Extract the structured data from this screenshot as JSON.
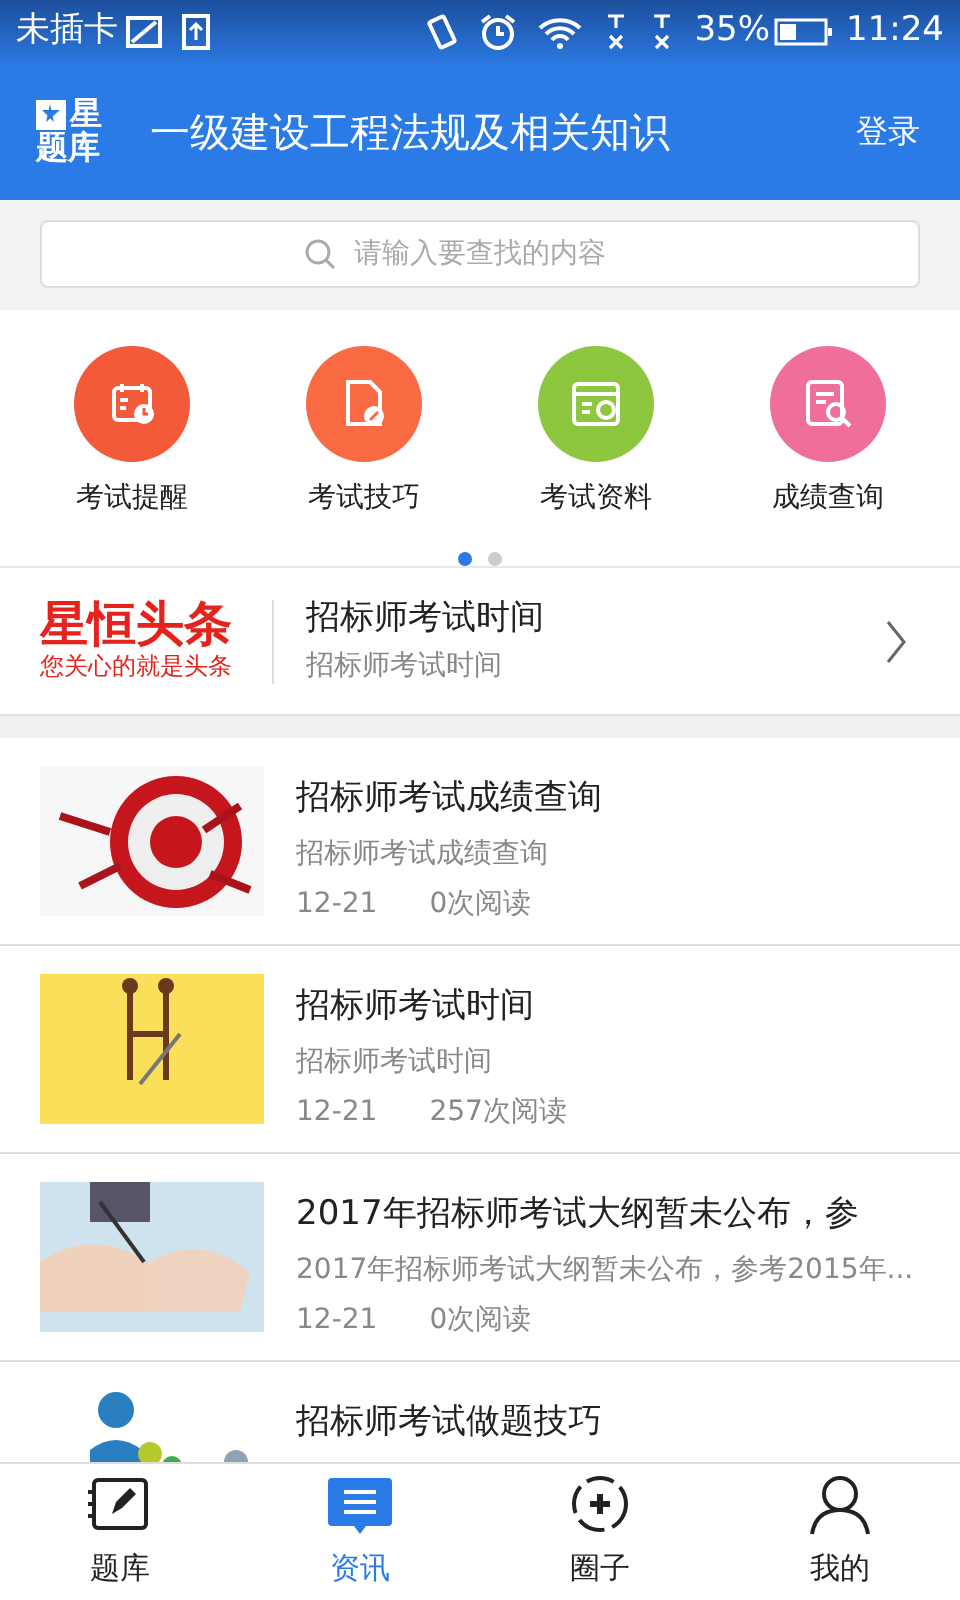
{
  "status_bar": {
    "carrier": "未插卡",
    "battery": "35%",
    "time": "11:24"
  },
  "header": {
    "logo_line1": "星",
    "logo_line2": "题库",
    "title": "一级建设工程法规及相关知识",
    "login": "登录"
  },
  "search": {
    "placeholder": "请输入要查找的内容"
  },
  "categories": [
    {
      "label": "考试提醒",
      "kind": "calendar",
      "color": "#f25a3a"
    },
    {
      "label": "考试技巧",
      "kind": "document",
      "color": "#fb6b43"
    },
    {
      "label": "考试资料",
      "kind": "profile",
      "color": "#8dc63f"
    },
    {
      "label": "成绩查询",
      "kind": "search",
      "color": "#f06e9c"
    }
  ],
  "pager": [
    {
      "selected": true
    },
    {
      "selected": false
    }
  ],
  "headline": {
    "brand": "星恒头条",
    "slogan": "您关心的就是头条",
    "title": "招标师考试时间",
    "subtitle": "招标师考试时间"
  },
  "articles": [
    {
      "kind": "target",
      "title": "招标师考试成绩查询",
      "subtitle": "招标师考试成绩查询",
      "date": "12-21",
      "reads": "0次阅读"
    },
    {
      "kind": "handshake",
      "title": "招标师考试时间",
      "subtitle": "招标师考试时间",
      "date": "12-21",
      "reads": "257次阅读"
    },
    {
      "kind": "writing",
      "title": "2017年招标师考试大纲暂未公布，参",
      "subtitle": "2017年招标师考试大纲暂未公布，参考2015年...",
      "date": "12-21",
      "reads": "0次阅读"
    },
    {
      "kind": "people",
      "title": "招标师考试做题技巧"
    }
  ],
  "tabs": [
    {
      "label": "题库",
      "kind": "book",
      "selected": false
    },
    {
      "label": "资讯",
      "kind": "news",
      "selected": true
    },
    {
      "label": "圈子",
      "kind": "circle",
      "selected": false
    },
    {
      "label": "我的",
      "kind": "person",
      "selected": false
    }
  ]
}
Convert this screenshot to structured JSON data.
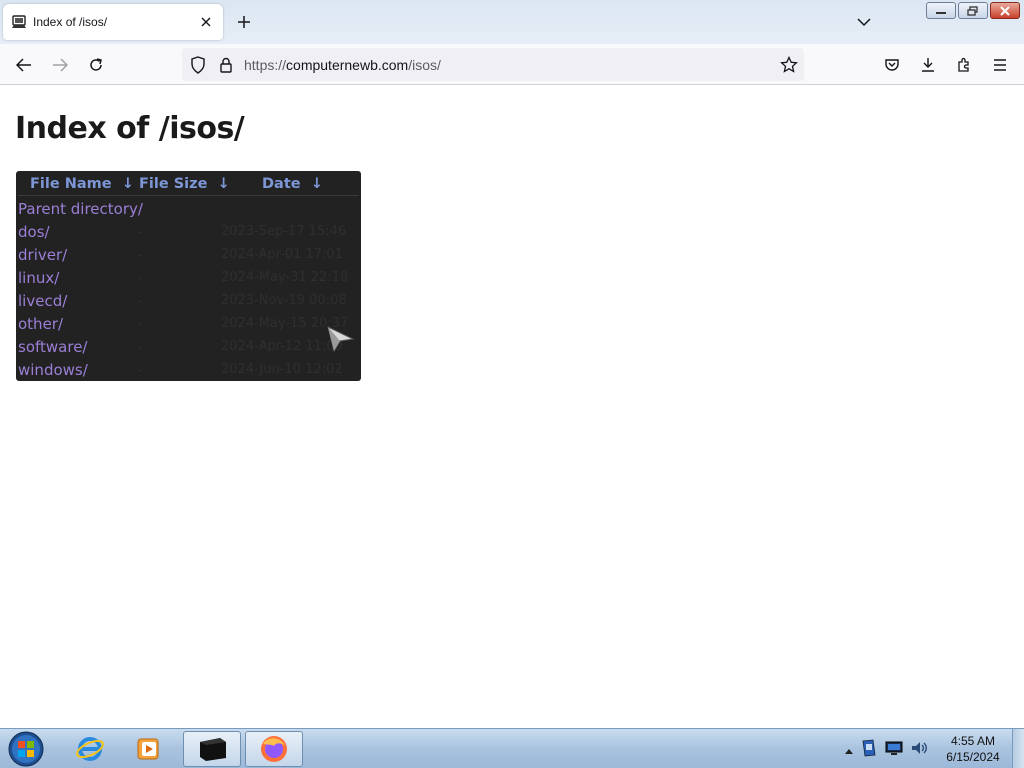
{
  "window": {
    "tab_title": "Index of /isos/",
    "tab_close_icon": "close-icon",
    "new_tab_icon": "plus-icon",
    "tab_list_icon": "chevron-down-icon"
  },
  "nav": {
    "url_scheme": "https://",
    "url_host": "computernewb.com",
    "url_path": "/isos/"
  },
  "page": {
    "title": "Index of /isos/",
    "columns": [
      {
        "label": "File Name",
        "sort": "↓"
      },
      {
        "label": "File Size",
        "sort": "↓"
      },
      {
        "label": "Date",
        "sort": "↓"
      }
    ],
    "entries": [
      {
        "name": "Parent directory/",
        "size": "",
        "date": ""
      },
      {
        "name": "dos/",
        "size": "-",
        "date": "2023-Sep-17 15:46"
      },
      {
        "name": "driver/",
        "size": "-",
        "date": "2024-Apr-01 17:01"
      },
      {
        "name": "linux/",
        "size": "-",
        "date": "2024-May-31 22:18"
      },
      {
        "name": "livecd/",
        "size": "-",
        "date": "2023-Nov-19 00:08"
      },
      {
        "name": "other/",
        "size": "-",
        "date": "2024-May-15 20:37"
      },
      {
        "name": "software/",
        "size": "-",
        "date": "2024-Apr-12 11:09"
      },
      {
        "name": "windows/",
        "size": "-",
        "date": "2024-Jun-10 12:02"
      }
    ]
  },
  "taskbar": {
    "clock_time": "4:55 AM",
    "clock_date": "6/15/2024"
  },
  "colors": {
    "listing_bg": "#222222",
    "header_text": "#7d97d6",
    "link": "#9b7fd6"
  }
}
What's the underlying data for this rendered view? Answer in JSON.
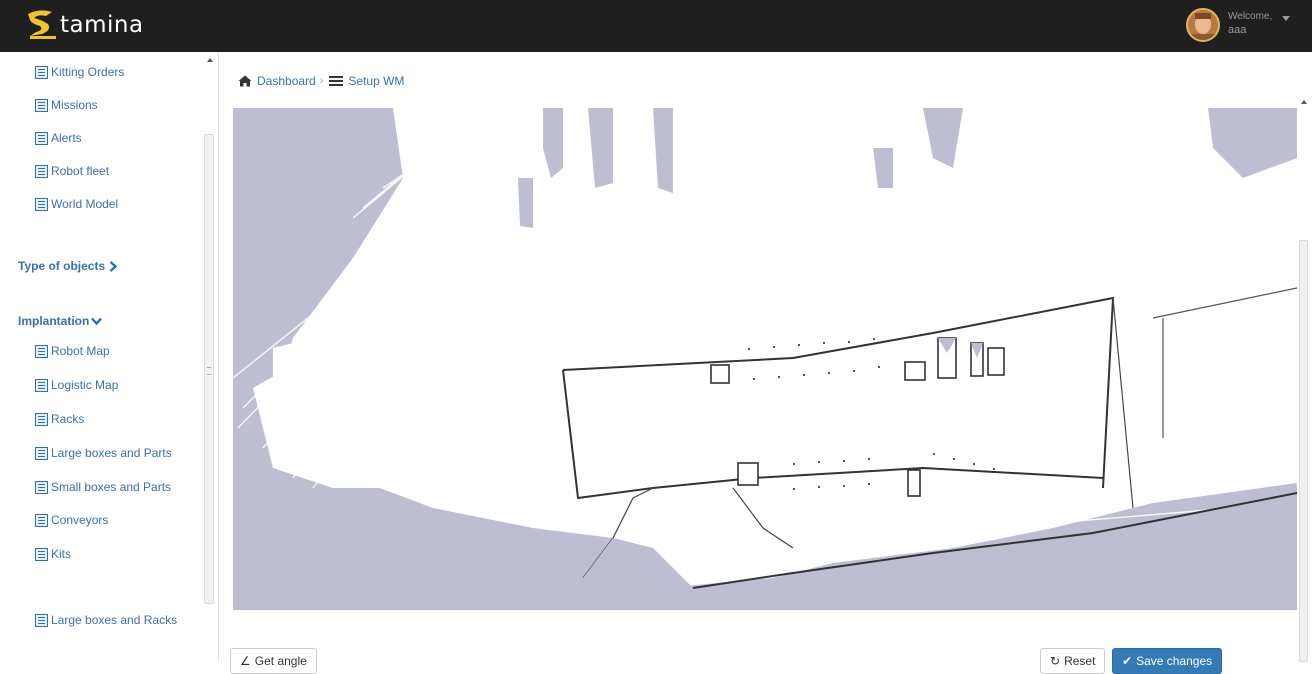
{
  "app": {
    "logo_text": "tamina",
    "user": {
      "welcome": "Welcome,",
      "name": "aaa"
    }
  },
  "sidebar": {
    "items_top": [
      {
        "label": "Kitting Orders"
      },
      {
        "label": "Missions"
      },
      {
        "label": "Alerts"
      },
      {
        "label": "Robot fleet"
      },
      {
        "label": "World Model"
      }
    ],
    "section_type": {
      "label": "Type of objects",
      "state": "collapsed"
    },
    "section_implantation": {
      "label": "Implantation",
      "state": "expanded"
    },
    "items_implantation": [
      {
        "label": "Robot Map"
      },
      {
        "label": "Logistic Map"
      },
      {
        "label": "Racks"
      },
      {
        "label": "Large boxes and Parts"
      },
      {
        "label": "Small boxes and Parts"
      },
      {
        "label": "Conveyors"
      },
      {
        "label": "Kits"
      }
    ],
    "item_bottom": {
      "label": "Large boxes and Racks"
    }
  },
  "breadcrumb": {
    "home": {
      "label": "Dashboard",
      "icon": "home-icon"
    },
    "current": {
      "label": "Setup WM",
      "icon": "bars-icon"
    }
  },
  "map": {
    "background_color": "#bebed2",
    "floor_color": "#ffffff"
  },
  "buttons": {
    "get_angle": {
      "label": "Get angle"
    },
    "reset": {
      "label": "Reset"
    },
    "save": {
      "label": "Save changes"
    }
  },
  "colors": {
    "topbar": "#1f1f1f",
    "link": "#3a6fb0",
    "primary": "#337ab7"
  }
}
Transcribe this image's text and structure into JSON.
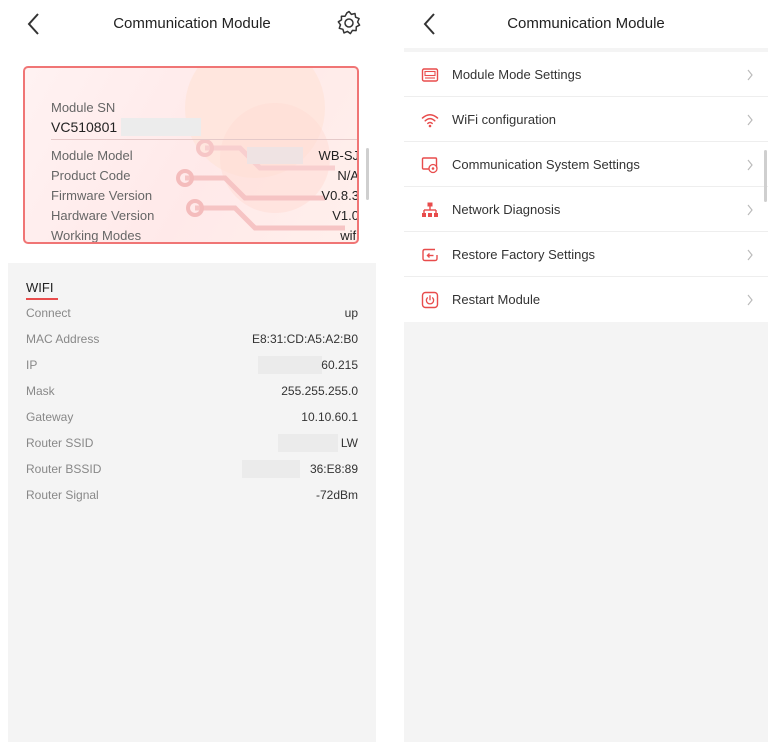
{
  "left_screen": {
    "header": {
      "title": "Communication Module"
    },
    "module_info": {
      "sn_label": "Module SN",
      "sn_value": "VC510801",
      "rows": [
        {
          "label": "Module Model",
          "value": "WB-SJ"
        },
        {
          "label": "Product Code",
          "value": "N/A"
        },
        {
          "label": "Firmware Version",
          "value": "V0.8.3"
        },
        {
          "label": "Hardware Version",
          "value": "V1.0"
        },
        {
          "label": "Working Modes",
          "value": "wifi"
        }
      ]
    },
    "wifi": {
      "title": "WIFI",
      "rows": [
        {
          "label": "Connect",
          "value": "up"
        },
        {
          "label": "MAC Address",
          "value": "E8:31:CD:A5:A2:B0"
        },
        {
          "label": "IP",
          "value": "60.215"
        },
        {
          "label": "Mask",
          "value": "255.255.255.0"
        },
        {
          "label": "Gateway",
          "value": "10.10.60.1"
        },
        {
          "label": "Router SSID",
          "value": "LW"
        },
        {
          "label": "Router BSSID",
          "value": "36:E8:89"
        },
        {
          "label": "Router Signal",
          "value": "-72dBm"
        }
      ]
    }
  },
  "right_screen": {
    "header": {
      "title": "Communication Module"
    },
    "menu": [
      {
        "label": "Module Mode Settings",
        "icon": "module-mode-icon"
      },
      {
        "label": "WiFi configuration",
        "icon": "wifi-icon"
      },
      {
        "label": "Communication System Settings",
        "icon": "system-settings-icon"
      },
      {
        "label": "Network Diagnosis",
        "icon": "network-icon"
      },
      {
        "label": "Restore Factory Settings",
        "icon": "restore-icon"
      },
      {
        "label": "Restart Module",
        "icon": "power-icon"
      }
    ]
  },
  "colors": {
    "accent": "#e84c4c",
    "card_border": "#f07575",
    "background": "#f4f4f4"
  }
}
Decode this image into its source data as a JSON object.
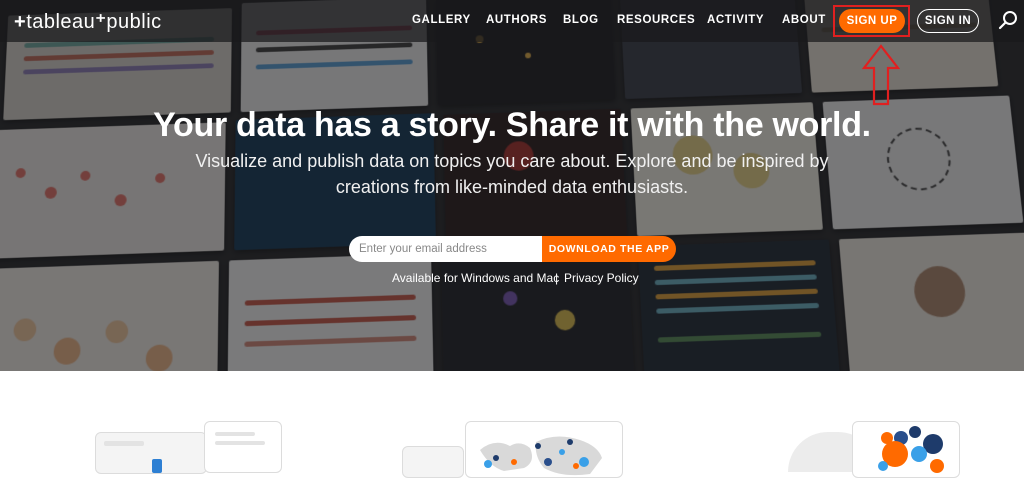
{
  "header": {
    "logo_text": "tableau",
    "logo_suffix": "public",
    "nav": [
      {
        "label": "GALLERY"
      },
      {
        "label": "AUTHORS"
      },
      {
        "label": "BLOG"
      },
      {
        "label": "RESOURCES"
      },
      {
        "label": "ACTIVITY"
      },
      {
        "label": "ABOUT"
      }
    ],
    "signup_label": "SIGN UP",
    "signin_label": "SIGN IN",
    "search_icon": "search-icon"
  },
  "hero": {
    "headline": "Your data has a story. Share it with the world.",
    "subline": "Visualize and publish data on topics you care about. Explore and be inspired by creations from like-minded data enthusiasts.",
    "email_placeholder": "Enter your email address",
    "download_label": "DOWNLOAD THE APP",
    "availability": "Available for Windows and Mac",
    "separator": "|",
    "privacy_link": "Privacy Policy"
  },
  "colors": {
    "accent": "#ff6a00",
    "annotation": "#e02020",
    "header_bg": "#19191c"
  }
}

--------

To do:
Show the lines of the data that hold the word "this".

Answer below:
Extract the structured data from this screenshot as JSON.
Convert this screenshot to structured JSON data.
What's the underlying data for this rendered view? Answer in JSON.
Transcribe this image's text and structure into JSON.
Decode this image into its source data as a JSON object.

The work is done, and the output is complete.